------ Given data
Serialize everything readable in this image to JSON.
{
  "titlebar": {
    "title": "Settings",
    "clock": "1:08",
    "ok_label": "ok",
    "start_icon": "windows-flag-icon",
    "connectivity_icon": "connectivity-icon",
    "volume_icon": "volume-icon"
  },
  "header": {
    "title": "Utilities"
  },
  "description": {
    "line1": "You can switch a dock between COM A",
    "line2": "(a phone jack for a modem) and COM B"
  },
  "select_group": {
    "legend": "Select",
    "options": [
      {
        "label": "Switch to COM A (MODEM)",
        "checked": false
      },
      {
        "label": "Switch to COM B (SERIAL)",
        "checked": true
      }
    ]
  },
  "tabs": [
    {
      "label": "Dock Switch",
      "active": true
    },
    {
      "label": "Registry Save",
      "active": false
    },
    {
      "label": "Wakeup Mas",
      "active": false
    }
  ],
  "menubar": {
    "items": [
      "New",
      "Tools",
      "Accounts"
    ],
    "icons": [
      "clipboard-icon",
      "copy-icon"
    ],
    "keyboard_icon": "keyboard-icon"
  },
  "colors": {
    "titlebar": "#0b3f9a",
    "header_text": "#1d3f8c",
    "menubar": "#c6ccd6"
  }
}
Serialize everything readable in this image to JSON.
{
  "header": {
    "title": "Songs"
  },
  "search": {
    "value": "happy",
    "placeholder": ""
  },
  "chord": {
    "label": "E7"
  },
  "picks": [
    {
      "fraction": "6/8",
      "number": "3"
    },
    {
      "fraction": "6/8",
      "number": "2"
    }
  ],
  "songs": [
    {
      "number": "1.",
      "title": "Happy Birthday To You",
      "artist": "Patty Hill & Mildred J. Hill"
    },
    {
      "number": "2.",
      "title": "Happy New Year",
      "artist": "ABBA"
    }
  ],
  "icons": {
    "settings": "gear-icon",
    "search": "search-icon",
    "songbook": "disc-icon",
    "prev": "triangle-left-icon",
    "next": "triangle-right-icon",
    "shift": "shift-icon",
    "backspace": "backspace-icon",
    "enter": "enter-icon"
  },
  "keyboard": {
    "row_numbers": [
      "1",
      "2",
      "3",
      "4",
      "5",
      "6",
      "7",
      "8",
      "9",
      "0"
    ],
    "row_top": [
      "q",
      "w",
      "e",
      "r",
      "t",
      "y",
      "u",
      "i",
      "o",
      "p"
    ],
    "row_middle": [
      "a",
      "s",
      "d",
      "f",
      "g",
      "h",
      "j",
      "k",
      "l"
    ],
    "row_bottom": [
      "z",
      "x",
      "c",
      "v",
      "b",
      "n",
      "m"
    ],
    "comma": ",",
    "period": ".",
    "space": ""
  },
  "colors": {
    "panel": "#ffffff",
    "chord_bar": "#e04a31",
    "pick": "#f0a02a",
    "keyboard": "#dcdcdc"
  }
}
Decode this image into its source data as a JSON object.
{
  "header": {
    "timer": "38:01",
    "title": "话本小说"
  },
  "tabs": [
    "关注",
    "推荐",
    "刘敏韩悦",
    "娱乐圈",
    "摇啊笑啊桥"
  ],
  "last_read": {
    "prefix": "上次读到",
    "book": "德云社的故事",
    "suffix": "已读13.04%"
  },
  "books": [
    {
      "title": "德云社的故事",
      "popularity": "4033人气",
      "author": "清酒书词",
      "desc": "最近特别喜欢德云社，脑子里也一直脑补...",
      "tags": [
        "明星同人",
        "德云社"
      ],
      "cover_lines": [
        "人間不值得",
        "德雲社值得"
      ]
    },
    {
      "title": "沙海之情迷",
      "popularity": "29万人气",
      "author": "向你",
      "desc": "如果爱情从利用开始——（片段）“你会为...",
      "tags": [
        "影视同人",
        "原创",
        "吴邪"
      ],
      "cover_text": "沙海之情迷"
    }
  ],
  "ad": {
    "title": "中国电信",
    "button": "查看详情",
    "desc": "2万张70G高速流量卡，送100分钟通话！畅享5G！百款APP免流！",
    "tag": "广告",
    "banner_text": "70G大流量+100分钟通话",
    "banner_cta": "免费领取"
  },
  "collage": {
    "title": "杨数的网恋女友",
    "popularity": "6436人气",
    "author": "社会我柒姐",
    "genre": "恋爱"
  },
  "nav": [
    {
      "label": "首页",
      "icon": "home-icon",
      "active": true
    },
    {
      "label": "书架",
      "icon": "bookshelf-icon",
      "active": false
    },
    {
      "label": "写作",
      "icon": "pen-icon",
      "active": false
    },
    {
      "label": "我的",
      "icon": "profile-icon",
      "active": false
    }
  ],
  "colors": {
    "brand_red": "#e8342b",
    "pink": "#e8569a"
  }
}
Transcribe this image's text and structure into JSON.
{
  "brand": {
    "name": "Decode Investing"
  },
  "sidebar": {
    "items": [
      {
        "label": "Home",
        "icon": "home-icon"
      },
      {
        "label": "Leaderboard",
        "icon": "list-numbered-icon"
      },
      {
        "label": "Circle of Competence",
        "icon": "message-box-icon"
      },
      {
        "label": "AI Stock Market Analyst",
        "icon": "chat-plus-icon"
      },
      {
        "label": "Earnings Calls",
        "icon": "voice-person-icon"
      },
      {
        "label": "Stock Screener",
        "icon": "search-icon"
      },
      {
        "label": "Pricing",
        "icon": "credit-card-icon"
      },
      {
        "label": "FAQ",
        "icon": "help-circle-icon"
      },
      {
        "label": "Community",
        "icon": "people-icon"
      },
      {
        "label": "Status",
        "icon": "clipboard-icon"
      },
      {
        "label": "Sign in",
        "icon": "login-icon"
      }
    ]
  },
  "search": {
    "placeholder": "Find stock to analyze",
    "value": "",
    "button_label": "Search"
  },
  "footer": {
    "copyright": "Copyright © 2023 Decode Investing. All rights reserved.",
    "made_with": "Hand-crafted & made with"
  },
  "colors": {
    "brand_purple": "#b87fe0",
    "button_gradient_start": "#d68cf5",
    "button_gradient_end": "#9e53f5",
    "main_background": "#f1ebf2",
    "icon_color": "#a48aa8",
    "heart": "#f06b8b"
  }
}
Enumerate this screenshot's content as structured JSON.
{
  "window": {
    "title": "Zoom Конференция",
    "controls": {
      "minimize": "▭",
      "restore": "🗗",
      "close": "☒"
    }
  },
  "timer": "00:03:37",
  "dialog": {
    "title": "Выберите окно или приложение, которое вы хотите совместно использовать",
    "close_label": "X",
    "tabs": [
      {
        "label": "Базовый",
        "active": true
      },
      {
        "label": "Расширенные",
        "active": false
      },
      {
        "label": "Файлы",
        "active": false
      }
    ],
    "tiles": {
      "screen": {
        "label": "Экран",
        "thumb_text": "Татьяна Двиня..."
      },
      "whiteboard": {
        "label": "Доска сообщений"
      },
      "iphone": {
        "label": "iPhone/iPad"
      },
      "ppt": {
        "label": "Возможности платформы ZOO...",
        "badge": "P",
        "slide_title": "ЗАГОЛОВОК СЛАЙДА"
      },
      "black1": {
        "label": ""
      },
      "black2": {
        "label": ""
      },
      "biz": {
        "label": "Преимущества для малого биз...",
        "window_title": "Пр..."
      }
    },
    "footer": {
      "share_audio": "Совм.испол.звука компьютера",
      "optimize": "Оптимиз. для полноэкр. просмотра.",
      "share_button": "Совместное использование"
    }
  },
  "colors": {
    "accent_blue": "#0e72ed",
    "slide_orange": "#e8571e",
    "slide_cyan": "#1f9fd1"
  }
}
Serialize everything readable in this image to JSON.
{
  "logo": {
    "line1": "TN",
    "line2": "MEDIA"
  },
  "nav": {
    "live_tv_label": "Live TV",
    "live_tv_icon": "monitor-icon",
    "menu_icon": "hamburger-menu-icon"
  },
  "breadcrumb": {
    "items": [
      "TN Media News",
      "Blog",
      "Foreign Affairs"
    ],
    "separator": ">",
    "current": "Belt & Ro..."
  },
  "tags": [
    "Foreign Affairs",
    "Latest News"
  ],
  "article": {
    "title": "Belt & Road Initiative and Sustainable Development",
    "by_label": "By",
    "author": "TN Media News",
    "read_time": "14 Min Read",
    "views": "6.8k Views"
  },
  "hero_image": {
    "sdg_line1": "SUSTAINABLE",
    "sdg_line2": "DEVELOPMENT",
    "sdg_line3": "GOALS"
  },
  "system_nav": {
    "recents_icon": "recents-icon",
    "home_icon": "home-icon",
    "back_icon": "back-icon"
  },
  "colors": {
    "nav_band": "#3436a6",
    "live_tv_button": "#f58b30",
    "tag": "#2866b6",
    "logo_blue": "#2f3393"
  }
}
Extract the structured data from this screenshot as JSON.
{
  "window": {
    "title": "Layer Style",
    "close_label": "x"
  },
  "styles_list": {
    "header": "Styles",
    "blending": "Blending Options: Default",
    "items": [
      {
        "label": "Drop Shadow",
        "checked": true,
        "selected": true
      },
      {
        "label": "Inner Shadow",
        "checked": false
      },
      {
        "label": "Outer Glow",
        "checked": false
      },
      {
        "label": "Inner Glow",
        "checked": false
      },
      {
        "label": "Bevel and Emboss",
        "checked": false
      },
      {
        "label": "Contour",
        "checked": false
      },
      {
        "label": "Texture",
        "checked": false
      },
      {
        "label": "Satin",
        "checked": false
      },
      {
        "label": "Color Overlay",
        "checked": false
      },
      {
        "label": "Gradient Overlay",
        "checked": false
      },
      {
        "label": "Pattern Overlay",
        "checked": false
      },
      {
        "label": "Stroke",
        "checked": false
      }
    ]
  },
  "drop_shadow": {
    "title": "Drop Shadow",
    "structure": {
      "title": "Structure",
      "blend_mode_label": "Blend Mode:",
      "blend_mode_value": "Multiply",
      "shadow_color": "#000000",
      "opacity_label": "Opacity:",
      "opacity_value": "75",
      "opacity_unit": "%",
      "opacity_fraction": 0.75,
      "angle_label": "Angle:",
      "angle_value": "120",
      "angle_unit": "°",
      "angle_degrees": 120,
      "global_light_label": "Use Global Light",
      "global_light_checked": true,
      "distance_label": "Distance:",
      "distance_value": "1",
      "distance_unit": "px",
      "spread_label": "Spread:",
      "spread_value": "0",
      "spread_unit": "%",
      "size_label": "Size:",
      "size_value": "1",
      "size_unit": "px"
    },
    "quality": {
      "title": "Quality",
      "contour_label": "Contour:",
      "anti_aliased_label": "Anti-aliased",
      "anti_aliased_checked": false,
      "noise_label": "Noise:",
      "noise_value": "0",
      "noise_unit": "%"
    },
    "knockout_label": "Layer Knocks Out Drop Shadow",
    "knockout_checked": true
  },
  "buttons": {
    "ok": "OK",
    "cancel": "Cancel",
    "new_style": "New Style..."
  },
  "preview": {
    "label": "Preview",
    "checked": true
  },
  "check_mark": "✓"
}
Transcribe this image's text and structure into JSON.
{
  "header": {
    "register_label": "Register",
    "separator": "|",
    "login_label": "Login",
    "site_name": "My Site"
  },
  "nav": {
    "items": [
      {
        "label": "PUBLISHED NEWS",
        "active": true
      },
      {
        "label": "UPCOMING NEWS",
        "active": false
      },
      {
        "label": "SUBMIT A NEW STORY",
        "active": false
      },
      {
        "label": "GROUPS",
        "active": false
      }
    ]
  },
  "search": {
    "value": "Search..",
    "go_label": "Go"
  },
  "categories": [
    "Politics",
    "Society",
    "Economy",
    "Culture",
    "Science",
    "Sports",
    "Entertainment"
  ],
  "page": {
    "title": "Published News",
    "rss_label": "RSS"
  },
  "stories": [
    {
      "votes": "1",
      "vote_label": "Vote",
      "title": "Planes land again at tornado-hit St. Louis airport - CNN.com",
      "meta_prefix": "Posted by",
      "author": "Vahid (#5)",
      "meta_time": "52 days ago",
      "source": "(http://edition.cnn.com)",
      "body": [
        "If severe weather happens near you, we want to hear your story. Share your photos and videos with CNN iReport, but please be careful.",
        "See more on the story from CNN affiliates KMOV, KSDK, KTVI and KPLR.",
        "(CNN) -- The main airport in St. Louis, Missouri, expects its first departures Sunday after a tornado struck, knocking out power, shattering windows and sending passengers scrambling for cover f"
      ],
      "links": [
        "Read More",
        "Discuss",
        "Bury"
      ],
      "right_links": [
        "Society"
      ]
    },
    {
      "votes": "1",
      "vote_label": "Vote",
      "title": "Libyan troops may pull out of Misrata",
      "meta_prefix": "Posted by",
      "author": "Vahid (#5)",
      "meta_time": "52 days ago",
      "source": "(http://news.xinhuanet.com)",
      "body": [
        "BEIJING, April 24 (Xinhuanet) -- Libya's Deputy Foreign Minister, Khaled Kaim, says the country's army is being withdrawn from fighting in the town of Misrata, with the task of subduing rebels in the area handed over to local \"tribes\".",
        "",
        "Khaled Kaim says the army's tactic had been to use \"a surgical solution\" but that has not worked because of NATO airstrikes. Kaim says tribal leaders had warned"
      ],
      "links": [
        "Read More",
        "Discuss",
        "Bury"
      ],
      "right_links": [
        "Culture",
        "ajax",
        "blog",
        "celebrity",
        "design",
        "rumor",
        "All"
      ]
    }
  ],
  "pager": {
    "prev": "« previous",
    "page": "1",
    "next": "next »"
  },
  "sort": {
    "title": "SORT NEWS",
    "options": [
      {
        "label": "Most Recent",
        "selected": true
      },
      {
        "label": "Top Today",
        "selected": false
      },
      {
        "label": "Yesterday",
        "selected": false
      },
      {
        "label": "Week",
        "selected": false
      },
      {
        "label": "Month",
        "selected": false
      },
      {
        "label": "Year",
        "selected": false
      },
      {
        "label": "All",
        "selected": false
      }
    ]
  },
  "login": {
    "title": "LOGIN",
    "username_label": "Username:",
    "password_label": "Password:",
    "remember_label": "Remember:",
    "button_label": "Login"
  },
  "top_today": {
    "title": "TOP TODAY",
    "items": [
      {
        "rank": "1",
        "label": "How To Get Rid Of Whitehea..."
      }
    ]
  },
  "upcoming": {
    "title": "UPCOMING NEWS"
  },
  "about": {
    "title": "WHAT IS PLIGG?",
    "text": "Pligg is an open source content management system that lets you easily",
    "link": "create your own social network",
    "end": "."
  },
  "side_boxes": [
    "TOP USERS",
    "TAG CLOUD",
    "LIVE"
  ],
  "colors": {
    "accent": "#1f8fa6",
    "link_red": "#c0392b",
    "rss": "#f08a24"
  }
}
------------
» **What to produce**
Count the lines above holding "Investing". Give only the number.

» **Task result**
2